Excerpted data: Begin

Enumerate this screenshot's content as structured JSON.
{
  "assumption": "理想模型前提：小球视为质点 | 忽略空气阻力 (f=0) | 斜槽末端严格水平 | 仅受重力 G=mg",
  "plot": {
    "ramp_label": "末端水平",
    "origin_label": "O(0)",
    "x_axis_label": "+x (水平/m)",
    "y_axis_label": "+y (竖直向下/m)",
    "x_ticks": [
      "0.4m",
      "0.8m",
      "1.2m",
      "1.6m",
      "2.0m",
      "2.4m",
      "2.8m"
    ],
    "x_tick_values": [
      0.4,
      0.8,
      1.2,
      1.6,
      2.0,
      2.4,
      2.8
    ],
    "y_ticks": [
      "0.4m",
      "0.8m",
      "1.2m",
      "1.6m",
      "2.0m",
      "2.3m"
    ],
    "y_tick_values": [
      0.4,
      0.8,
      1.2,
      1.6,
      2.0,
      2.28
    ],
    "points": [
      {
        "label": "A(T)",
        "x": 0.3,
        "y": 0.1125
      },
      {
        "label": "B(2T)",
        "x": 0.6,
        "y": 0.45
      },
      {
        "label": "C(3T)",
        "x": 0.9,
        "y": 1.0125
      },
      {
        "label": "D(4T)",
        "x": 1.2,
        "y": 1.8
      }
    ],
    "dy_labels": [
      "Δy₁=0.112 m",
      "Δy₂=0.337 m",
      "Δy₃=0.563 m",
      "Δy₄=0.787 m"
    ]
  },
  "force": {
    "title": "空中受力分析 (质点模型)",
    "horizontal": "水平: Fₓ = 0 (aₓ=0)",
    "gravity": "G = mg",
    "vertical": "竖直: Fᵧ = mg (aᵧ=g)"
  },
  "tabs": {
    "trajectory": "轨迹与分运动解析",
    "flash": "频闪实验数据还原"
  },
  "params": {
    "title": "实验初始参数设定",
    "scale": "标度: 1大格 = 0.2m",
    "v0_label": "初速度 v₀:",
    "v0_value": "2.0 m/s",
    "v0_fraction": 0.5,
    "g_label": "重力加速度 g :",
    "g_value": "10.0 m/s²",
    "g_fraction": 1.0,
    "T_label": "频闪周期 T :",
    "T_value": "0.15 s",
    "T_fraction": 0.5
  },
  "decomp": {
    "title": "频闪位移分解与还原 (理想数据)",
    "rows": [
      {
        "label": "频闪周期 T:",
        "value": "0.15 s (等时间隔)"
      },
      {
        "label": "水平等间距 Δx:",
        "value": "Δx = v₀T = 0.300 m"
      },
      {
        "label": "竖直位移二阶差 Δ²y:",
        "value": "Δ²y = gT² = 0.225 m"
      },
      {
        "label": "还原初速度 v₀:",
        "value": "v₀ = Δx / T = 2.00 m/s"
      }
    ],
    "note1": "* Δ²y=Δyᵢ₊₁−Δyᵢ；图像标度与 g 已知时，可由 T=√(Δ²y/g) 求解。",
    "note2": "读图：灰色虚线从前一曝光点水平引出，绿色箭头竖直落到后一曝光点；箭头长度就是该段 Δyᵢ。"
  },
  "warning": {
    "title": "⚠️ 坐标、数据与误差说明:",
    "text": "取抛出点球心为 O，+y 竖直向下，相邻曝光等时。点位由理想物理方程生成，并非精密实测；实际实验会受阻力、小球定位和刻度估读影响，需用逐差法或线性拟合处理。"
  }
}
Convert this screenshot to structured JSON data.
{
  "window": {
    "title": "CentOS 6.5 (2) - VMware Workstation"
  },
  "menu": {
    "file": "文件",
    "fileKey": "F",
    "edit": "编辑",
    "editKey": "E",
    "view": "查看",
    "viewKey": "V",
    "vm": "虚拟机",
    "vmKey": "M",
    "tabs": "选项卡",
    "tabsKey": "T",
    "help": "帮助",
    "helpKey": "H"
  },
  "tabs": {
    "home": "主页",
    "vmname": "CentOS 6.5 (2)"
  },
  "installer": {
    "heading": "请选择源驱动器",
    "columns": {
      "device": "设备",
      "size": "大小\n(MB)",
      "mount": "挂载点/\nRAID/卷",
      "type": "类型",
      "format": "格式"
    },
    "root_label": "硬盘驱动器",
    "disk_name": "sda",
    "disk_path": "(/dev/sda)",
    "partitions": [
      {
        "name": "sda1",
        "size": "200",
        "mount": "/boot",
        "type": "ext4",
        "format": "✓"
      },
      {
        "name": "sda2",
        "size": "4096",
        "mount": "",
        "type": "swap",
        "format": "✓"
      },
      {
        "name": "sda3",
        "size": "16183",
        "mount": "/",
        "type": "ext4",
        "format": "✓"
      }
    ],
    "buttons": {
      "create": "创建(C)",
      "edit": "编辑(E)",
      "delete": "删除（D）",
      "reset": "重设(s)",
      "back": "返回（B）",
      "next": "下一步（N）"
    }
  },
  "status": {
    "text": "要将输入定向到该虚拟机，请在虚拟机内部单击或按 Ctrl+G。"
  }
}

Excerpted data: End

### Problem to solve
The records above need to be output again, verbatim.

### Solution to this problem
Enumerate this screenshot's content as structured JSON.
{
  "assumption": "理想模型前提：小球视为质点 | 忽略空气阻力 (f=0) | 斜槽末端严格水平 | 仅受重力 G=mg",
  "plot": {
    "ramp_label": "末端水平",
    "origin_label": "O(0)",
    "x_axis_label": "+x (水平/m)",
    "y_axis_label": "+y (竖直向下/m)",
    "x_ticks": [
      "0.4m",
      "0.8m",
      "1.2m",
      "1.6m",
      "2.0m",
      "2.4m",
      "2.8m"
    ],
    "x_tick_values": [
      0.4,
      0.8,
      1.2,
      1.6,
      2.0,
      2.4,
      2.8
    ],
    "y_ticks": [
      "0.4m",
      "0.8m",
      "1.2m",
      "1.6m",
      "2.0m",
      "2.3m"
    ],
    "y_tick_values": [
      0.4,
      0.8,
      1.2,
      1.6,
      2.0,
      2.28
    ],
    "points": [
      {
        "label": "A(T)",
        "x": 0.3,
        "y": 0.1125
      },
      {
        "label": "B(2T)",
        "x": 0.6,
        "y": 0.45
      },
      {
        "label": "C(3T)",
        "x": 0.9,
        "y": 1.0125
      },
      {
        "label": "D(4T)",
        "x": 1.2,
        "y": 1.8
      }
    ],
    "dy_labels": [
      "Δy₁=0.112 m",
      "Δy₂=0.337 m",
      "Δy₃=0.563 m",
      "Δy₄=0.787 m"
    ]
  },
  "force": {
    "title": "空中受力分析 (质点模型)",
    "horizontal": "水平: Fₓ = 0 (aₓ=0)",
    "gravity": "G = mg",
    "vertical": "竖直: Fᵧ = mg (aᵧ=g)"
  },
  "tabs": {
    "trajectory": "轨迹与分运动解析",
    "flash": "频闪实验数据还原"
  },
  "params": {
    "title": "实验初始参数设定",
    "scale": "标度: 1大格 = 0.2m",
    "v0_label": "初速度 v₀:",
    "v0_value": "2.0 m/s",
    "v0_fraction": 0.5,
    "g_label": "重力加速度 g :",
    "g_value": "10.0 m/s²",
    "g_fraction": 1.0,
    "T_label": "频闪周期 T :",
    "T_value": "0.15 s",
    "T_fraction": 0.5
  },
  "decomp": {
    "title": "频闪位移分解与还原 (理想数据)",
    "rows": [
      {
        "label": "频闪周期 T:",
        "value": "0.15 s (等时间隔)"
      },
      {
        "label": "水平等间距 Δx:",
        "value": "Δx = v₀T = 0.300 m"
      },
      {
        "label": "竖直位移二阶差 Δ²y:",
        "value": "Δ²y = gT² = 0.225 m"
      },
      {
        "label": "还原初速度 v₀:",
        "value": "v₀ = Δx / T = 2.00 m/s"
      }
    ],
    "note1": "* Δ²y=Δyᵢ₊₁−Δyᵢ；图像标度与 g 已知时，可由 T=√(Δ²y/g) 求解。",
    "note2": "读图：灰色虚线从前一曝光点水平引出，绿色箭头竖直落到后一曝光点；箭头长度就是该段 Δyᵢ。"
  },
  "warning": {
    "title": "⚠️ 坐标、数据与误差说明:",
    "text": "取抛出点球心为 O，+y 竖直向下，相邻曝光等时。点位由理想物理方程生成，并非精密实测；实际实验会受阻力、小球定位和刻度估读影响，需用逐差法或线性拟合处理。"
  }
}
Convert this screenshot to structured JSON data.
{
  "window": {
    "title": "CentOS 6.5 (2) - VMware Workstation"
  },
  "menu": {
    "file": "文件",
    "fileKey": "F",
    "edit": "编辑",
    "editKey": "E",
    "view": "查看",
    "viewKey": "V",
    "vm": "虚拟机",
    "vmKey": "M",
    "tabs": "选项卡",
    "tabsKey": "T",
    "help": "帮助",
    "helpKey": "H"
  },
  "tabs": {
    "home": "主页",
    "vmname": "CentOS 6.5 (2)"
  },
  "installer": {
    "heading": "请选择源驱动器",
    "columns": {
      "device": "设备",
      "size": "大小\n(MB)",
      "mount": "挂载点/\nRAID/卷",
      "type": "类型",
      "format": "格式"
    },
    "root_label": "硬盘驱动器",
    "disk_name": "sda",
    "disk_path": "(/dev/sda)",
    "partitions": [
      {
        "name": "sda1",
        "size": "200",
        "mount": "/boot",
        "type": "ext4",
        "format": "✓"
      },
      {
        "name": "sda2",
        "size": "4096",
        "mount": "",
        "type": "swap",
        "format": "✓"
      },
      {
        "name": "sda3",
        "size": "16183",
        "mount": "/",
        "type": "ext4",
        "format": "✓"
      }
    ],
    "buttons": {
      "create": "创建(C)",
      "edit": "编辑(E)",
      "delete": "删除（D）",
      "reset": "重设(s)",
      "back": "返回（B）",
      "next": "下一步（N）"
    }
  },
  "status": {
    "text": "要将输入定向到该虚拟机，请在虚拟机内部单击或按 Ctrl+G。"
  }
}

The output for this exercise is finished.